Data about app and page elements
►
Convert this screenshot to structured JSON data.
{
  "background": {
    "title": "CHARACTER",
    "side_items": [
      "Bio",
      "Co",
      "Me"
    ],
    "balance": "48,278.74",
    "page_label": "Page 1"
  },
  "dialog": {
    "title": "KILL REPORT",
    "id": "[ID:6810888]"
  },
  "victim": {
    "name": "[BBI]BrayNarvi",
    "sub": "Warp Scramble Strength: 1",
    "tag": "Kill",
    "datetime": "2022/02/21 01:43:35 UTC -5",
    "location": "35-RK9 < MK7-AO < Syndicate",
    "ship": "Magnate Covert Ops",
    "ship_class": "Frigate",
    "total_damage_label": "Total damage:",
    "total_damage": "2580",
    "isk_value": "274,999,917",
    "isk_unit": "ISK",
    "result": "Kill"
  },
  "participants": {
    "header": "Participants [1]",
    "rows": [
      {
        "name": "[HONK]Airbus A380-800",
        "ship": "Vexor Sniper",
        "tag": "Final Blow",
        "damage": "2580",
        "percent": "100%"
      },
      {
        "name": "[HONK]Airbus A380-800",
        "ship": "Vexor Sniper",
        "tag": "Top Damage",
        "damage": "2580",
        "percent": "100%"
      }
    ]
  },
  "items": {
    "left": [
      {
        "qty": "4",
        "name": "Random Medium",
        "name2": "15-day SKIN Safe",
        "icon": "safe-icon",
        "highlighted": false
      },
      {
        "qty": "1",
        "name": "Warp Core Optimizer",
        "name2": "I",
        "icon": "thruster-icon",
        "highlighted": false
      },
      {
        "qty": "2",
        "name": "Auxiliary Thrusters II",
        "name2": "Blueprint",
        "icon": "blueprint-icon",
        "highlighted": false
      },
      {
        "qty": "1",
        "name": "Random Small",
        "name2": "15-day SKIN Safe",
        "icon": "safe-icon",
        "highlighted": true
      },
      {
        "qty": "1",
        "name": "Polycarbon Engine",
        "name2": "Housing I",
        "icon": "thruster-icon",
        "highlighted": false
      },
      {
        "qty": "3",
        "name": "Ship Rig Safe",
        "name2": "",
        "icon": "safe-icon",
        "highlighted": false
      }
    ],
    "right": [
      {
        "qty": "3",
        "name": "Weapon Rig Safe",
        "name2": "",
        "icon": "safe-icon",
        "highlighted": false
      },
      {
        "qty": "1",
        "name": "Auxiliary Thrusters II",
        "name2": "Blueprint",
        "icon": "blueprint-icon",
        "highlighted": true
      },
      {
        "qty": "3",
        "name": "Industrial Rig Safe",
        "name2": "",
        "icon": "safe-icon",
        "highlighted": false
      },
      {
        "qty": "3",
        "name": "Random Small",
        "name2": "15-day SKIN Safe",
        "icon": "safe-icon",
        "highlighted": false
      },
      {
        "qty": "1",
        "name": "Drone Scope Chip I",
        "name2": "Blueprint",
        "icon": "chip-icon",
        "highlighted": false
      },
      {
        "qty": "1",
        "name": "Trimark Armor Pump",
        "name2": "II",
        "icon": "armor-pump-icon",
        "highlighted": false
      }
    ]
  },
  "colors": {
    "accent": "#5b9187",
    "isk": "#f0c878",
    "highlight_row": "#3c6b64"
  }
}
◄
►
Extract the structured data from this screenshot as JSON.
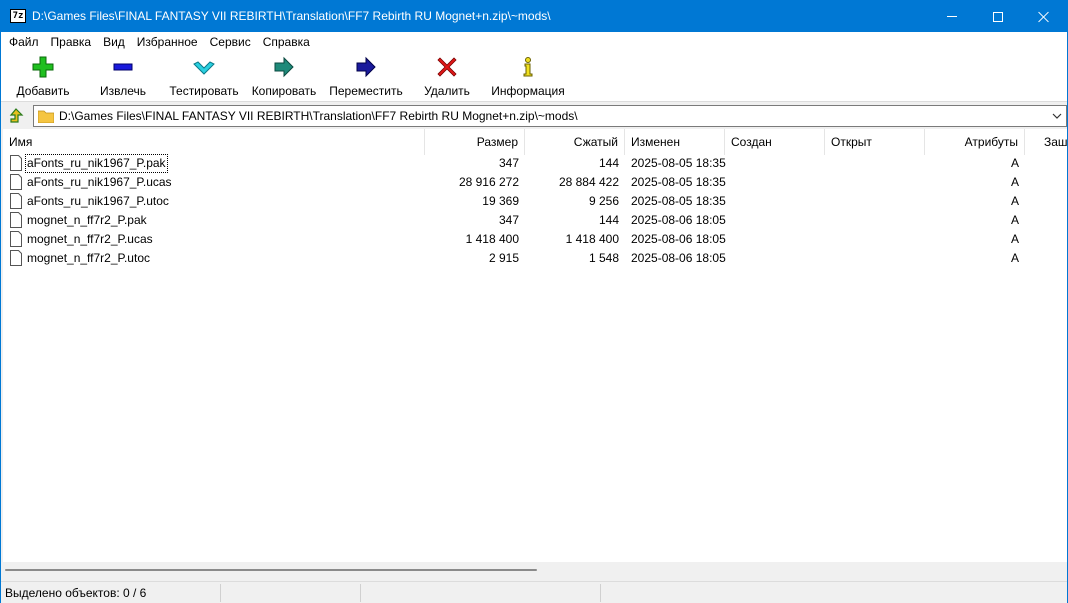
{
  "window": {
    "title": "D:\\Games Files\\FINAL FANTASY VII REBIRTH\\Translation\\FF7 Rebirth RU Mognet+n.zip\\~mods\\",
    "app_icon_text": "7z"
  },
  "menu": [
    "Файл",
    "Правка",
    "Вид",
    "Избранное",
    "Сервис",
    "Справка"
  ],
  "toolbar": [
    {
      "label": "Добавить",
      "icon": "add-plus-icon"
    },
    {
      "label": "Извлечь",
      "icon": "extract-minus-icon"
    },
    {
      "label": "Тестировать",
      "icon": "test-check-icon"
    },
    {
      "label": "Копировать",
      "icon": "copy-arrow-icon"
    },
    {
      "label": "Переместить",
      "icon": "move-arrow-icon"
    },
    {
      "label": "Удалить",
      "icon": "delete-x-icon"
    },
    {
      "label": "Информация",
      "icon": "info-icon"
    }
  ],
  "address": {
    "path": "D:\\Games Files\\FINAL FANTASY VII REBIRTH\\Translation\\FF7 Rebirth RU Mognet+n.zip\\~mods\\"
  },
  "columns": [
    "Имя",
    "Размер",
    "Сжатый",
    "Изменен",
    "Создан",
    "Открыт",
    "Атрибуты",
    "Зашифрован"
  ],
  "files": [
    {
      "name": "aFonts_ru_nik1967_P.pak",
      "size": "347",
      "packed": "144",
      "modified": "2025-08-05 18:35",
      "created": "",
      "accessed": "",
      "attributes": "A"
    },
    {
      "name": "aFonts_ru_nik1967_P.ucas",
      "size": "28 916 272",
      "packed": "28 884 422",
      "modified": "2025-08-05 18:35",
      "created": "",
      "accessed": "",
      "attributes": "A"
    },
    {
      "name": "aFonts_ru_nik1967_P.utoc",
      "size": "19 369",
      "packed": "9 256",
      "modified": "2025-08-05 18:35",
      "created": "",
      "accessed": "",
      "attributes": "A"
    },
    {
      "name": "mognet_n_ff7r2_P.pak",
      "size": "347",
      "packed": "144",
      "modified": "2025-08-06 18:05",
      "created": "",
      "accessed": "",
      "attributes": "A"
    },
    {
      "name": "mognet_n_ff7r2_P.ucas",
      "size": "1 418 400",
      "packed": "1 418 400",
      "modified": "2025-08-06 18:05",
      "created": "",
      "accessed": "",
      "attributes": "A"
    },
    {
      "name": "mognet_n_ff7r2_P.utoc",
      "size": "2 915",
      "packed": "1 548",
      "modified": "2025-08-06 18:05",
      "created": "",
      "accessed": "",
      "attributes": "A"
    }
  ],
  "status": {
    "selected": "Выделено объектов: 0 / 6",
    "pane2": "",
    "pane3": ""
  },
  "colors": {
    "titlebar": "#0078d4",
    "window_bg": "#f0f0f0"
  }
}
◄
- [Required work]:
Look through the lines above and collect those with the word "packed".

- [Your solution]:
      "packed": "144",
      "packed": "28 884 422",
      "packed": "9 256",
      "packed": "144",
      "packed": "1 418 400",
      "packed": "1 548",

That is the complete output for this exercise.